Publication Date: 23rd March 2017
London Society takes their problems to Sherlock Holmes. Everyone else goes to Arrowood.
The Afghan War is over, a deal with the Irish appears to have brought an end to sectarian violence, but Britain’s position in the world is uncertain and the gap between rich and poor is widening. London is a place where the wealthy party while the underclass are tempted into lives of crime, drugs and prostitution. A serial killer stalks the streets. Politicians are embroiled in financial and sexual scandals. The year is 1895.
The police don’t have the resources to deal with everything that goes on in the capital. The rich turn to a celebrated private detective when they need help. Sherlock Holmes. But in densely-populated South London, where crimes are sleazier and Holmes rarely visits, people turn to Arrowood, a private investigator who despises Holmes, his wealthy clientele, and his showy forensic approach to crime. Arrowood understands people, not clues.
This was a very entertaining historical crime novel. Although William Arrowood is the titular character, it is narrated by his ‘Watson’, Norman Burnet. Holmes and Watson are the bane of Arrowood’s life; they get the big cases while he, and Norman, get the petty thefts and wayward husbands.
When a young lady comes to them asking them to find her brother Arrowood and Burnet
get pulled into a much more complicated case, involving a local crime lord, War
Office officials and Fenians gun running Enfield Riffles to Ireland. I really enjoyed the complications of the case and the character building, the history woven into the main narrative and the descriptions of London in 1895. The weaving in of the Sherlock Holmes canon makes this novel interesting, as Arrowood gives alternative possibilities for the resolution of some of Holmes’ most famous cases.
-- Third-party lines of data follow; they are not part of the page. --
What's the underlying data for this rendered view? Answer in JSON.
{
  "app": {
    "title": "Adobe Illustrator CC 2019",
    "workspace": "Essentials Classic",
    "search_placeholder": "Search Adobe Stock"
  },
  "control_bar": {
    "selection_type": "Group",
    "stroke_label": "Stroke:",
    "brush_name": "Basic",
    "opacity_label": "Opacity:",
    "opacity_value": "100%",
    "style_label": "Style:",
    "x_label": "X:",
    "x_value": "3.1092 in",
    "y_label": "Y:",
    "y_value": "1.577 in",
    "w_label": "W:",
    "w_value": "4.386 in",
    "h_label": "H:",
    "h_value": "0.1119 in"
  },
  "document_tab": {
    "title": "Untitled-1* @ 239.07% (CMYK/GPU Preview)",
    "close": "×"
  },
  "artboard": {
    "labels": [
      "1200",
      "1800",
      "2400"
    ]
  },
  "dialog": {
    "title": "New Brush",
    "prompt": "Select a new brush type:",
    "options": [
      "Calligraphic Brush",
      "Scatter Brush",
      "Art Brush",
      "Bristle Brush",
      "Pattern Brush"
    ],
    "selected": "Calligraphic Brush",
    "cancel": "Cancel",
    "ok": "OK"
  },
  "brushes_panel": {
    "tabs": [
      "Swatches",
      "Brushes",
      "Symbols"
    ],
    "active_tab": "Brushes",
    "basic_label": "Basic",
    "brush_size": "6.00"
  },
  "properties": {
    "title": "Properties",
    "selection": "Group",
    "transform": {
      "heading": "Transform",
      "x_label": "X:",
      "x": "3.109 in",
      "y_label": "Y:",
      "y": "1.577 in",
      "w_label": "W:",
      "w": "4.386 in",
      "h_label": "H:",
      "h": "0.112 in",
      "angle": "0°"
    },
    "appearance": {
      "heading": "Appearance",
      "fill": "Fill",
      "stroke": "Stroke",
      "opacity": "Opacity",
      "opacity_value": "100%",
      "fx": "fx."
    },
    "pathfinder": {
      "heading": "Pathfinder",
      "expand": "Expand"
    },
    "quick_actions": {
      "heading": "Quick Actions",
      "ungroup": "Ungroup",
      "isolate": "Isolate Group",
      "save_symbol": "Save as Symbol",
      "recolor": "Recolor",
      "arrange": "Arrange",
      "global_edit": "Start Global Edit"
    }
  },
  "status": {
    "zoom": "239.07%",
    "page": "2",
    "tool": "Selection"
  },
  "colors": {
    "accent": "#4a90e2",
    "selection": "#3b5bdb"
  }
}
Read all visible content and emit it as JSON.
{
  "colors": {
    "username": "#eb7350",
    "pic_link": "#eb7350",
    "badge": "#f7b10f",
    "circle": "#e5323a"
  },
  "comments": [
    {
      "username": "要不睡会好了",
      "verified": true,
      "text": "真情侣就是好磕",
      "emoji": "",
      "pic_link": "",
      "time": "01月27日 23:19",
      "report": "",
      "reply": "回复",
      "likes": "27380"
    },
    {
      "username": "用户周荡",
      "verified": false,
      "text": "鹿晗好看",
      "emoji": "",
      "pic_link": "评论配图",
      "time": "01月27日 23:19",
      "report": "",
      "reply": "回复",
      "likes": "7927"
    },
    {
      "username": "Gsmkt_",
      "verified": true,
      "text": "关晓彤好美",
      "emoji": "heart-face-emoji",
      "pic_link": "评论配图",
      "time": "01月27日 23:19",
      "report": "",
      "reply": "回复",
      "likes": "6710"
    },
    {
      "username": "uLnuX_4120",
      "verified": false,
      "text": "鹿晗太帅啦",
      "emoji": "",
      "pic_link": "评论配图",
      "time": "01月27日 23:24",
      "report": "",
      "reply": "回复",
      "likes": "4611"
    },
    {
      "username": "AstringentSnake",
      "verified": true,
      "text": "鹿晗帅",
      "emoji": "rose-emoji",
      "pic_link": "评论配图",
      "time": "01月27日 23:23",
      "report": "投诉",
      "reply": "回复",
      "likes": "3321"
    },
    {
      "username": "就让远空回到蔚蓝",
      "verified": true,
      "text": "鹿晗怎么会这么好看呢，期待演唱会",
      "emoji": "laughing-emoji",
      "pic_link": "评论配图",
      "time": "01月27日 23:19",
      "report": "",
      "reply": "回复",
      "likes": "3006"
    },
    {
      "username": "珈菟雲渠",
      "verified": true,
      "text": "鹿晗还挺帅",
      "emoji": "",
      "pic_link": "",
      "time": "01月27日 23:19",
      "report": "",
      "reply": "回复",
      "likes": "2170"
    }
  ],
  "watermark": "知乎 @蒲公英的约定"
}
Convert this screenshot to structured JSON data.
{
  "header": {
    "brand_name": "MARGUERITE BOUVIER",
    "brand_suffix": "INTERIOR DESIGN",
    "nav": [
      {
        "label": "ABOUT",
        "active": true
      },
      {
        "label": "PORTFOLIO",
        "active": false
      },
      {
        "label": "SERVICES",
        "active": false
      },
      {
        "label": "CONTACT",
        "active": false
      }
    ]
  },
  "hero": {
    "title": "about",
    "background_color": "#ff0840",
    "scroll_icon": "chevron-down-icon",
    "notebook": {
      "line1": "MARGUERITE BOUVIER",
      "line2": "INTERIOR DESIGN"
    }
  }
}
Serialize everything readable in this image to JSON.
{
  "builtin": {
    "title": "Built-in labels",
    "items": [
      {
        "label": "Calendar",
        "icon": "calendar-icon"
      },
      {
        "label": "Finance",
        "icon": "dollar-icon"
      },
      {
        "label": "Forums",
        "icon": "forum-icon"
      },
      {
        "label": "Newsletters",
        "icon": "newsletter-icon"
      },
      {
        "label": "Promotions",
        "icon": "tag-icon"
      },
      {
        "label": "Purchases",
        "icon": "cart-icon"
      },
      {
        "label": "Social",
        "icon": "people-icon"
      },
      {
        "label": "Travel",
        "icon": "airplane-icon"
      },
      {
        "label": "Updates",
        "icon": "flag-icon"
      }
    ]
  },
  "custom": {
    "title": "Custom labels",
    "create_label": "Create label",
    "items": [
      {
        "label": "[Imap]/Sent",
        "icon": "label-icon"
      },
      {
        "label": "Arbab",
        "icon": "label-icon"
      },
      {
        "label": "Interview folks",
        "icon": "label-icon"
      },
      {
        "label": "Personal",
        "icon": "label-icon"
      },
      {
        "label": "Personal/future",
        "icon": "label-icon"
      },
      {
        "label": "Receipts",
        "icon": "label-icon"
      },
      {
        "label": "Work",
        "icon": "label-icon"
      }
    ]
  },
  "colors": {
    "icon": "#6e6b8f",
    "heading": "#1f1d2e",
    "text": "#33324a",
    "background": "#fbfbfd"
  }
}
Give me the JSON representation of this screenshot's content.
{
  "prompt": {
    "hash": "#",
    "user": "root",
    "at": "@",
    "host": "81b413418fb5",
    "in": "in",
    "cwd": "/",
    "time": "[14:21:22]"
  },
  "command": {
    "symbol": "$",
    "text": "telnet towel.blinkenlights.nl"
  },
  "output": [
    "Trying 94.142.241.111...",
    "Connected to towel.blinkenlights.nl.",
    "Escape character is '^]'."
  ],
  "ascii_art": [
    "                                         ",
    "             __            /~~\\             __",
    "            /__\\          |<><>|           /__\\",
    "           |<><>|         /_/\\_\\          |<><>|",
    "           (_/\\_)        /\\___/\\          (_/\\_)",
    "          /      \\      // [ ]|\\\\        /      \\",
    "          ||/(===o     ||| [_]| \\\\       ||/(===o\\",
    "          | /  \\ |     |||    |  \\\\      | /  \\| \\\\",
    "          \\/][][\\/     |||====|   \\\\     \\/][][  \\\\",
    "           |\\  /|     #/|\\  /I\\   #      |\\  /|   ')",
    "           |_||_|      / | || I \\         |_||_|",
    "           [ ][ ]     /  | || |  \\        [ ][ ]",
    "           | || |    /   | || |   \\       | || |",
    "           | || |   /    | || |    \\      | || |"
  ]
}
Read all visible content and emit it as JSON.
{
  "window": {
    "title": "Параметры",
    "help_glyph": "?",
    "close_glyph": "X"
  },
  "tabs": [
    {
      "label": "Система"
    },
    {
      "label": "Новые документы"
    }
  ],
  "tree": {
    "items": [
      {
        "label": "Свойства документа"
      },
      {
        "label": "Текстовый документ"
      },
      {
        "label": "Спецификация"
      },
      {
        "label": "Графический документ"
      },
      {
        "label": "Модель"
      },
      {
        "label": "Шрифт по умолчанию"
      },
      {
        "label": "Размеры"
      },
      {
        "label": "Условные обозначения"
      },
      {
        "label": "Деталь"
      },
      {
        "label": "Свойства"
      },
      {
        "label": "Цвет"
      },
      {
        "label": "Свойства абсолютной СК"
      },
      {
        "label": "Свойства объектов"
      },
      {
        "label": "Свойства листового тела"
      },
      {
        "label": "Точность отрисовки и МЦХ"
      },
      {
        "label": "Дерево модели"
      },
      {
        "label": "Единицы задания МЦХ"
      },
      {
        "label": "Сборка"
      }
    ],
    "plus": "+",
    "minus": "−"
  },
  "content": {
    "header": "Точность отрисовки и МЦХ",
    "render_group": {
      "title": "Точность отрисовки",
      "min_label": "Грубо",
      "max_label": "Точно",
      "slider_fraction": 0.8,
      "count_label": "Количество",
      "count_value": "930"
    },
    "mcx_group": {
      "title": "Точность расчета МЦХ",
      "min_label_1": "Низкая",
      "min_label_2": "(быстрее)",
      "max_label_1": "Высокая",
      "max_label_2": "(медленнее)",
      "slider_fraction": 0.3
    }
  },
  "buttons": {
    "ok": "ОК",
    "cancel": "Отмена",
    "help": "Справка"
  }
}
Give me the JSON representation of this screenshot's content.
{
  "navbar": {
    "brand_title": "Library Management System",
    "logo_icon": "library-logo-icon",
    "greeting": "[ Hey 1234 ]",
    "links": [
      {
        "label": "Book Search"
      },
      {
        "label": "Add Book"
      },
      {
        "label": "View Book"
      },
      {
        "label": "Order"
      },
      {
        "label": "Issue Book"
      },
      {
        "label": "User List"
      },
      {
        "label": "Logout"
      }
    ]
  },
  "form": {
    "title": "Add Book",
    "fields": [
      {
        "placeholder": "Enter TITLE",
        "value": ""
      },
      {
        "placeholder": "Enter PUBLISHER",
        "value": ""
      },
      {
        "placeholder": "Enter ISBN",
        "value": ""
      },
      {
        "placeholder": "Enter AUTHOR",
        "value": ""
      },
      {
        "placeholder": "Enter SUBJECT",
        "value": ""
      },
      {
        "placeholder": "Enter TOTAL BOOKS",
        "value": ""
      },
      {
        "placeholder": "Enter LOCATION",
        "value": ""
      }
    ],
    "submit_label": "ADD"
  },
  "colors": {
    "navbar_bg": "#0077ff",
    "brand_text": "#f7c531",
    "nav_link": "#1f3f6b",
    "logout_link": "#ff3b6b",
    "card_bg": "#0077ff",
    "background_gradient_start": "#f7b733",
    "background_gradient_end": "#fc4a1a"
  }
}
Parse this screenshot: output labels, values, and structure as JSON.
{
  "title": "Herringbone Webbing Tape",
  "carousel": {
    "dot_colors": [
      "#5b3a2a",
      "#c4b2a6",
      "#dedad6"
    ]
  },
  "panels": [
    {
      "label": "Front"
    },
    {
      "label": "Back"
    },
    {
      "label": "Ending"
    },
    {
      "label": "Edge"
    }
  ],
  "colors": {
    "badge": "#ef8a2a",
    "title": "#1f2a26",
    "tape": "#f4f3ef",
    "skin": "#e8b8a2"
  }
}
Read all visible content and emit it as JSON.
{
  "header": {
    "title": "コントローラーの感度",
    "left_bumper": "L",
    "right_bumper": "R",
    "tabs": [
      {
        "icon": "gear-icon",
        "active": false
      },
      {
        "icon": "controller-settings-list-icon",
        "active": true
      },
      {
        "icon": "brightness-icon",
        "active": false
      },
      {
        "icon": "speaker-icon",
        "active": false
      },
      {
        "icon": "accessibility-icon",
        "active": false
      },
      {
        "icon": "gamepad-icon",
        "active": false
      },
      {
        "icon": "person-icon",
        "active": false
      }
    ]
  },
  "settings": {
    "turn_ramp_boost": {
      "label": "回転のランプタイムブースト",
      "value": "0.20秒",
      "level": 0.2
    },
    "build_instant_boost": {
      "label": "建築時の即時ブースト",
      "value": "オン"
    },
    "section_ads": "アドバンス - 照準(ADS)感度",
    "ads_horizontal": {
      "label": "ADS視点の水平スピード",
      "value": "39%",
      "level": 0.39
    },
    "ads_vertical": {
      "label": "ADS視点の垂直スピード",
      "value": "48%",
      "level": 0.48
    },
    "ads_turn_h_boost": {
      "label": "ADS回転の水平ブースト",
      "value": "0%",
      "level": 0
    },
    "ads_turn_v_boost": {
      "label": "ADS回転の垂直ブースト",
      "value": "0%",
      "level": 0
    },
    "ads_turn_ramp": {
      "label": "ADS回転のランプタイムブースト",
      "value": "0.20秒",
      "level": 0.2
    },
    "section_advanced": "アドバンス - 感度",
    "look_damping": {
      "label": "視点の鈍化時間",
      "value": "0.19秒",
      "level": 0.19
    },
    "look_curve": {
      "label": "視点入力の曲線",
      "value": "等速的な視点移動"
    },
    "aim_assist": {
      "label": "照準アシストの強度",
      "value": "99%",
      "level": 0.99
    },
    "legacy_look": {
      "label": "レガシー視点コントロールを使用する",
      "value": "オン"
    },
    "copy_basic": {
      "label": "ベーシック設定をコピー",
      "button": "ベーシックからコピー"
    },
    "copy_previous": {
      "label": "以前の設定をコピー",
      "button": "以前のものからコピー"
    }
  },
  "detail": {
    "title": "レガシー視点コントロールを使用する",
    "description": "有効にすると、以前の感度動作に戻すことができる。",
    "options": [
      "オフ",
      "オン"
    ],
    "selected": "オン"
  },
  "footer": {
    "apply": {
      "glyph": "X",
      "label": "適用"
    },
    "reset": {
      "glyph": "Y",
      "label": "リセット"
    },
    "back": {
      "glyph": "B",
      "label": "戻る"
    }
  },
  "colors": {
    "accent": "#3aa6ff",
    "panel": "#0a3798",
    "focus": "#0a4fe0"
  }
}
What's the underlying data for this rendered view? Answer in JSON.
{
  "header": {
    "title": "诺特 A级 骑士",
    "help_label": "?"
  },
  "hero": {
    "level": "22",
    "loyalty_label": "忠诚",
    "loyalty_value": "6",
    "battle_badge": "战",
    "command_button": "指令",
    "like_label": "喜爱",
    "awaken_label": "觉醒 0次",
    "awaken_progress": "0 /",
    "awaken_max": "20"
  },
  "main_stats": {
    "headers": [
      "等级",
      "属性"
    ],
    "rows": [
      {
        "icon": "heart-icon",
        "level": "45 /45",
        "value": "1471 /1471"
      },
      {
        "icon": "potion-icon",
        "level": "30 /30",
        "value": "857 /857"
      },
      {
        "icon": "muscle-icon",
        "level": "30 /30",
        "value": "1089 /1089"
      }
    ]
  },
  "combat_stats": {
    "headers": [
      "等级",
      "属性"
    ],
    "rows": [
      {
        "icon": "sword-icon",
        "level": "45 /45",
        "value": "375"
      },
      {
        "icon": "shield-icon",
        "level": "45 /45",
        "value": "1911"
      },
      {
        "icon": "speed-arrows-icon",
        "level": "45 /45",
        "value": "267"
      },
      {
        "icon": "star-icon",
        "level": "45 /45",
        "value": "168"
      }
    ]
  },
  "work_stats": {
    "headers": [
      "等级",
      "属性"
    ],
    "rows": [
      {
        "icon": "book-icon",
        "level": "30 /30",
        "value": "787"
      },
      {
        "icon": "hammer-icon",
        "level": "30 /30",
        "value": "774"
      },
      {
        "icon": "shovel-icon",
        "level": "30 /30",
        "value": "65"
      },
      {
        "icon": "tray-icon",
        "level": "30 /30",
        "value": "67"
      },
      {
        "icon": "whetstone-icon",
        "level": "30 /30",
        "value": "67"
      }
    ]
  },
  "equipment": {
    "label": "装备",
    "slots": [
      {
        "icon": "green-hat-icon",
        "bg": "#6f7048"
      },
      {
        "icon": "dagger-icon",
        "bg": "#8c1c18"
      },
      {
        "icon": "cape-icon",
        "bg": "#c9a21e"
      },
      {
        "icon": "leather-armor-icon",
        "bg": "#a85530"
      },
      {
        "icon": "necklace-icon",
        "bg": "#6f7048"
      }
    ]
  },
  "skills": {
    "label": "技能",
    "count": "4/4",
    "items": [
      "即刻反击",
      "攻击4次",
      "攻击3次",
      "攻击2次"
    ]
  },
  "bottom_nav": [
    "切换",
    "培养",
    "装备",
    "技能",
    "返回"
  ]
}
3/5 – would recommend for fans of Arthur Conan Doyle’s Sherlock Holmes stories